National Guard troops stationed at the Capitol famously have had to nap on the building’s marble floors, but that’s not the worst thing about their working conditions. The food is.
Here’s a picture of today’s “breakfast” as passed along to me.
Some of the troops didn’t get this filling breakfast of an apple (at least it looks like a good apple!) and a gross chocolate chocolate-chip muffin in a brown bag until after 10 a.m.
Here’s another meal, supposed to get a soldier through the day until dinner.
That’s a pair of Pop-Tarts, an apple, a granola bar, and a Capri Sun. As one source put it, “Are we asking adults to guard the Capitol, or are we sending 10-year-old kids to camp for the morning?”
Dinner arrived, and here it was: A miniature sub from Jersey Mike’s and a bag of chips. (To be fair, sea salt and vinegar is the best flavor.)
Last night’s dinner was mystery meat and mostly corn. At least it was hot barbecue, right? Sorry, by the time it was arrived, the troops say, it was ice cold.
This is not only cruel, it’s also dumb. “Good food is the easiest motivator for soldiers that chains of command can take care of,” one former National Guard officer told me.
The troops down at the Capitol say the bad meals didn’t start on Day One. In early January, according to Maryland National Guard troops, the meals were fine. Shortly before the inauguration, though, things changed, and the cold, child-sized meals started arriving.
“Soldiers and Airmen have to go out on their own in the D.C. area and buy their own meals if nothing is donated,” one National Guard spouse reported, “mainly because the food delivered and provided by the National Guard is cold or not even worth eating. The breakfast and lunch portions look more like a snack for a toddler than a meal for an adult.”
The Guard has a duty to feed the troops decent food, and the units at the Capitol aren’t exactly cut off from supply lines. As one former officer put it, “You’re telling me that in Washington, D.C., during COVID that there’s a restaurant in town that wouldn’t do backflips to feed these troops?”
“The National Guard has failed every service member on the ground with their failure to provide adequate nutrition or check on what is being provided,” the spouse wrote me. “They are away from their homes, their families and their jobs, working long hours in the cold during a pandemic. The very least that should be done is to provide them with three adult-sized hot meals a day.”

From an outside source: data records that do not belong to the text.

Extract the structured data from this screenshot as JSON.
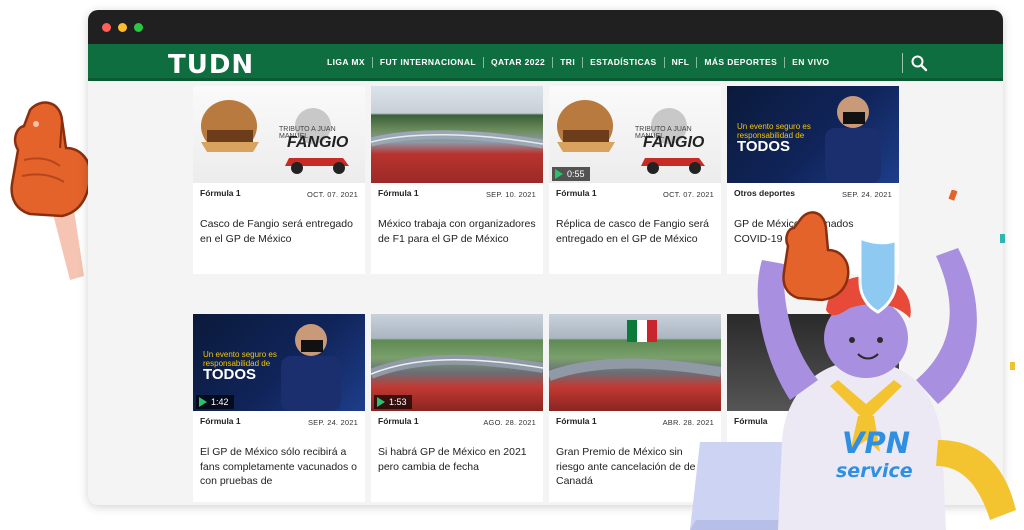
{
  "browser": {
    "window_buttons": [
      "close",
      "minimize",
      "maximize"
    ]
  },
  "site": {
    "logo": "TUDN",
    "nav": [
      "LIGA MX",
      "FUT INTERNACIONAL",
      "QATAR 2022",
      "TRI",
      "ESTADÍSTICAS",
      "NFL",
      "MÁS DEPORTES",
      "EN VIVO"
    ],
    "search_icon": "search-icon"
  },
  "cards": [
    {
      "category": "Fórmula 1",
      "date": "OCT. 07. 2021",
      "title": "Casco de Fangio será entregado en el GP de México",
      "thumb_text": "FANGIO",
      "thumb_caption": "TRIBUTO A JUAN MANUEL"
    },
    {
      "category": "Fórmula 1",
      "date": "SEP. 10. 2021",
      "title": "México trabaja con organizadores de F1 para el GP de México"
    },
    {
      "category": "Fórmula 1",
      "date": "OCT. 07. 2021",
      "title": "Réplica de casco de Fangio será entregado en el GP de México",
      "duration": "0:55",
      "thumb_text": "FANGIO",
      "thumb_caption": "TRIBUTO A JUAN MANUEL"
    },
    {
      "category": "Otros deportes",
      "date": "SEP. 24. 2021",
      "title": "GP de México vacunados COVID-19",
      "thumb_line1": "Un evento seguro es",
      "thumb_line2": "responsabilidad de",
      "thumb_line3": "TODOS"
    },
    {
      "category": "Fórmula 1",
      "date": "SEP. 24. 2021",
      "title": "El GP de México sólo recibirá a fans completamente vacunados o con pruebas de",
      "duration": "1:42",
      "thumb_line1": "Un evento seguro es",
      "thumb_line2": "responsabilidad de",
      "thumb_line3": "TODOS"
    },
    {
      "category": "Fórmula 1",
      "date": "AGO. 28. 2021",
      "title": "Si habrá GP de México en 2021 pero cambia de fecha",
      "duration": "1:53"
    },
    {
      "category": "Fórmula 1",
      "date": "ABR. 28. 2021",
      "title": "Gran Premio de México sin riesgo ante cancelación de de Canadá"
    },
    {
      "category": "Fórmula",
      "date": "",
      "title": ""
    }
  ],
  "overlay": {
    "badge_line1": "VPN",
    "badge_line2": "service"
  },
  "colors": {
    "nav_green": "#0f6e3f",
    "accent_orange": "#e3632a",
    "play_green": "#27c26c"
  }
}
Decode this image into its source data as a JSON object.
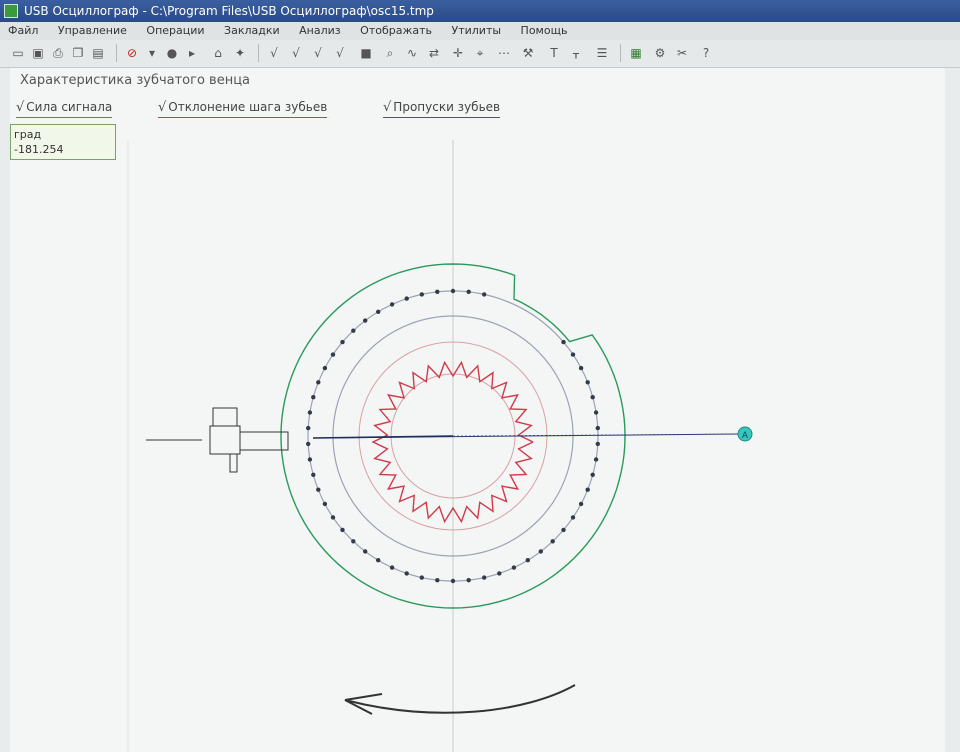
{
  "window": {
    "title": "USB Осциллограф - C:\\Program Files\\USB Осциллограф\\osc15.tmp"
  },
  "menu": [
    "Файл",
    "Управление",
    "Операции",
    "Закладки",
    "Анализ",
    "Отображать",
    "Утилиты",
    "Помощь"
  ],
  "panel": {
    "title": "Характеристика зубчатого венца",
    "checks": {
      "signal": "Сила сигнала",
      "deviation": "Отклонение шага зубьев",
      "missing": "Пропуски зубьев"
    },
    "readout": {
      "label": "град",
      "value": "-181.254"
    },
    "marker_label": "A"
  },
  "colors": {
    "accent_green": "#2a9a5a",
    "deviation_red": "#d03a4a",
    "marker": "#36c7c0"
  }
}
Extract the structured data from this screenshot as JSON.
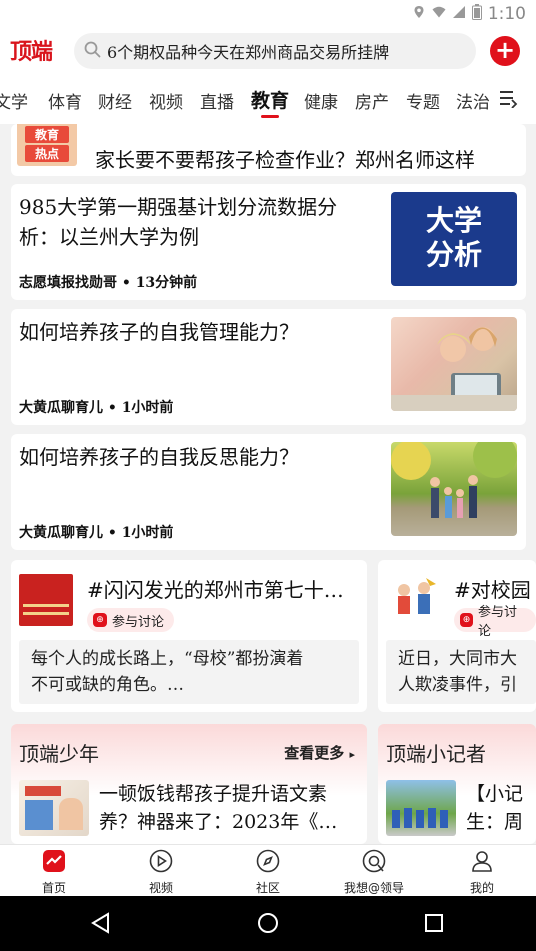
{
  "status_bar": {
    "time": "1:10"
  },
  "app": {
    "logo": "顶端",
    "search": {
      "text": "6个期权品种今天在郑州商品交易所挂牌"
    },
    "add_label": "+"
  },
  "tabs": [
    {
      "label": "文学"
    },
    {
      "label": "体育"
    },
    {
      "label": "财经"
    },
    {
      "label": "视频"
    },
    {
      "label": "直播"
    },
    {
      "label": "教育",
      "active": true
    },
    {
      "label": "健康"
    },
    {
      "label": "房产"
    },
    {
      "label": "专题"
    },
    {
      "label": "法治"
    }
  ],
  "feed": {
    "hot": {
      "badge_line1": "教育",
      "badge_line2": "热点",
      "title": "家长要不要帮孩子检查作业？郑州名师这样"
    },
    "articles": [
      {
        "title_line1": "985大学第一期强基计划分流数据分",
        "title_line2": "析：以兰州大学为例",
        "meta": "志愿填报找勋哥 • 13分钟前",
        "thumb_text_line1": "大学",
        "thumb_text_line2": "分析"
      },
      {
        "title_line1": "如何培养孩子的自我管理能力？",
        "meta": "大黄瓜聊育儿 • 1小时前"
      },
      {
        "title_line1": "如何培养孩子的自我反思能力？",
        "meta": "大黄瓜聊育儿 • 1小时前"
      }
    ]
  },
  "topics": [
    {
      "title": "#闪闪发光的郑州市第七十…",
      "pill": "参与讨论",
      "quote_line1": "每个人的成长路上，“母校”都扮演着",
      "quote_line2": "不可或缺的角色。…"
    },
    {
      "title": "#对校园",
      "pill": "参与讨论",
      "quote_line1": "近日，大同市大",
      "quote_line2": "人欺凌事件，引"
    }
  ],
  "sections": [
    {
      "title": "顶端少年",
      "see_more": "查看更多",
      "item_line1": "一顿饭钱帮孩子提升语文素",
      "item_line2": "养？神器来了：2023年《…"
    },
    {
      "title": "顶端小记者",
      "item_line1": "【小记",
      "item_line2": "生：周"
    }
  ],
  "bottom_nav": [
    {
      "label": "首页",
      "icon": "home-icon"
    },
    {
      "label": "视频",
      "icon": "play-icon"
    },
    {
      "label": "社区",
      "icon": "compass-icon"
    },
    {
      "label": "我想@领导",
      "icon": "megaphone-icon"
    },
    {
      "label": "我的",
      "icon": "user-icon"
    }
  ],
  "colors": {
    "brand": "#e0111b",
    "background": "#f2f2f2",
    "hot_badge": "#e84a3a",
    "thumb_navy": "#1b3a8c"
  }
}
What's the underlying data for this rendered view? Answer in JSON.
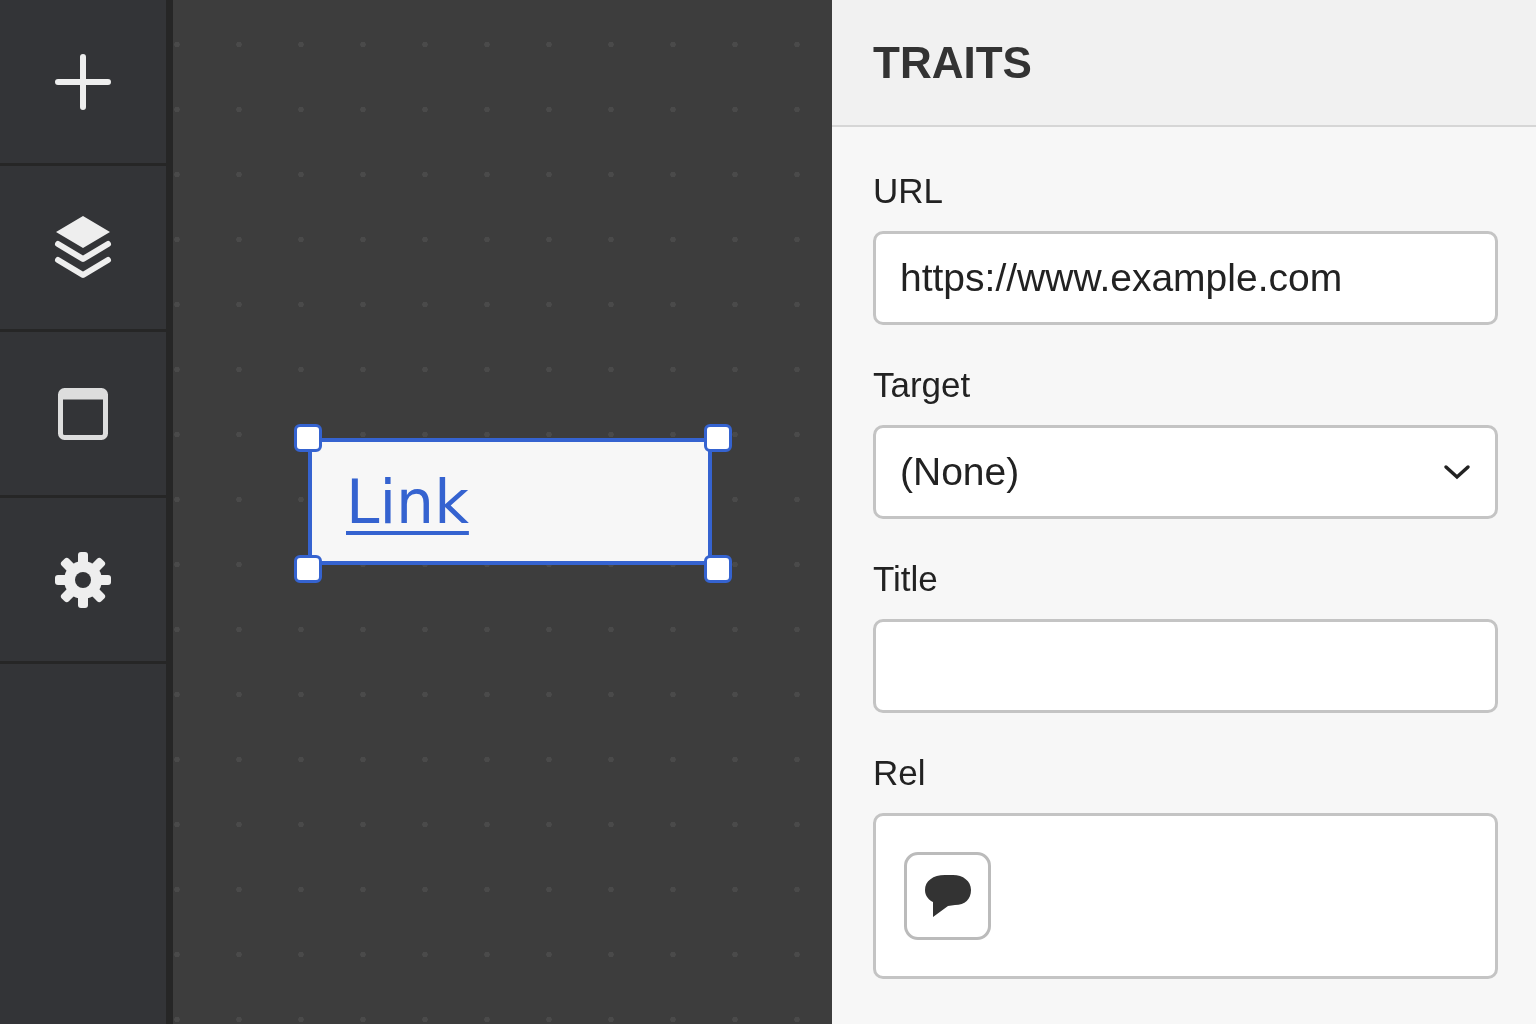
{
  "sidebar": {
    "items": [
      {
        "kind": "add"
      },
      {
        "kind": "layers"
      },
      {
        "kind": "window"
      },
      {
        "kind": "settings"
      }
    ]
  },
  "canvas": {
    "element": {
      "text": "Link",
      "selected": true
    }
  },
  "panel": {
    "title": "TRAITS",
    "fields": [
      {
        "kind": "text",
        "label": "URL",
        "value": "https://www.example.com"
      },
      {
        "kind": "select",
        "label": "Target",
        "value": "(None)"
      },
      {
        "kind": "text",
        "label": "Title"
      },
      {
        "kind": "icons",
        "label": "Rel"
      }
    ]
  }
}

The National Guard Bureau said it is not feeding the troops, but the D.C. National Guard is. “They are responsible for the feed and care of all the units,” at the Capitol, according to an NGB spokeswoman. As of press time, I hadn’t heard back from the D.C. National Guard.